Element data from apps and pages:
———
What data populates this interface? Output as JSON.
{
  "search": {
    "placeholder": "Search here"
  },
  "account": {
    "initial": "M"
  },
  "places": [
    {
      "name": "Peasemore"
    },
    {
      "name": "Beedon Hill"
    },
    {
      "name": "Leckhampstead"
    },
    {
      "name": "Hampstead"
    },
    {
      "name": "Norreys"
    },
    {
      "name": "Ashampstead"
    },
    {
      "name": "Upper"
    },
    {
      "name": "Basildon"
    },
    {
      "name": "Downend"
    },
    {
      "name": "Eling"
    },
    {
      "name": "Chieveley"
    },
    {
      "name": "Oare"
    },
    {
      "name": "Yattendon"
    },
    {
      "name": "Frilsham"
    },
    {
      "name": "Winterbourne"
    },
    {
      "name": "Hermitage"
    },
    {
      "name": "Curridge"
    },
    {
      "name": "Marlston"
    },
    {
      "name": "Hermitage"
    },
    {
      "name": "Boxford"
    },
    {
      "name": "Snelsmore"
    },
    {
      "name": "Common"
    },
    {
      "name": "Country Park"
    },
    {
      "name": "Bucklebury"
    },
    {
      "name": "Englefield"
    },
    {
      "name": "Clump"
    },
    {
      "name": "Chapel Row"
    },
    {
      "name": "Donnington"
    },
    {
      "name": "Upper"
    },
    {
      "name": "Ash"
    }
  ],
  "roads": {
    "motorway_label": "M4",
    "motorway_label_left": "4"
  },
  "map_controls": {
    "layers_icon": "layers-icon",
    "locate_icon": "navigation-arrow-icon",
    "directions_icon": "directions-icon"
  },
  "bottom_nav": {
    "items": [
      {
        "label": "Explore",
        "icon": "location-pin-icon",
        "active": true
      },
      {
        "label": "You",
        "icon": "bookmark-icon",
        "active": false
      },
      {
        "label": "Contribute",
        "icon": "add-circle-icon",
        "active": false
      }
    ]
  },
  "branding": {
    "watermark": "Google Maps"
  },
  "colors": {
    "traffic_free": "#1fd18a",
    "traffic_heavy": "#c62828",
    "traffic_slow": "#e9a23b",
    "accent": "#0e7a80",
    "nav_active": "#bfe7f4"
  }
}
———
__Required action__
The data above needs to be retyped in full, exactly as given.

__Completed exercise__
What data populates this interface? Output as JSON.
{
  "search": {
    "placeholder": "Search here"
  },
  "account": {
    "initial": "M"
  },
  "places": [
    {
      "name": "Peasemore"
    },
    {
      "name": "Beedon Hill"
    },
    {
      "name": "Leckhampstead"
    },
    {
      "name": "Hampstead"
    },
    {
      "name": "Norreys"
    },
    {
      "name": "Ashampstead"
    },
    {
      "name": "Upper"
    },
    {
      "name": "Basildon"
    },
    {
      "name": "Downend"
    },
    {
      "name": "Eling"
    },
    {
      "name": "Chieveley"
    },
    {
      "name": "Oare"
    },
    {
      "name": "Yattendon"
    },
    {
      "name": "Frilsham"
    },
    {
      "name": "Winterbourne"
    },
    {
      "name": "Hermitage"
    },
    {
      "name": "Curridge"
    },
    {
      "name": "Marlston"
    },
    {
      "name": "Hermitage"
    },
    {
      "name": "Boxford"
    },
    {
      "name": "Snelsmore"
    },
    {
      "name": "Common"
    },
    {
      "name": "Country Park"
    },
    {
      "name": "Bucklebury"
    },
    {
      "name": "Englefield"
    },
    {
      "name": "Clump"
    },
    {
      "name": "Chapel Row"
    },
    {
      "name": "Donnington"
    },
    {
      "name": "Upper"
    },
    {
      "name": "Ash"
    }
  ],
  "roads": {
    "motorway_label": "M4",
    "motorway_label_left": "4"
  },
  "map_controls": {
    "layers_icon": "layers-icon",
    "locate_icon": "navigation-arrow-icon",
    "directions_icon": "directions-icon"
  },
  "bottom_nav": {
    "items": [
      {
        "label": "Explore",
        "icon": "location-pin-icon",
        "active": true
      },
      {
        "label": "You",
        "icon": "bookmark-icon",
        "active": false
      },
      {
        "label": "Contribute",
        "icon": "add-circle-icon",
        "active": false
      }
    ]
  },
  "branding": {
    "watermark": "Google Maps"
  },
  "colors": {
    "traffic_free": "#1fd18a",
    "traffic_heavy": "#c62828",
    "traffic_slow": "#e9a23b",
    "accent": "#0e7a80",
    "nav_active": "#bfe7f4"
  }
}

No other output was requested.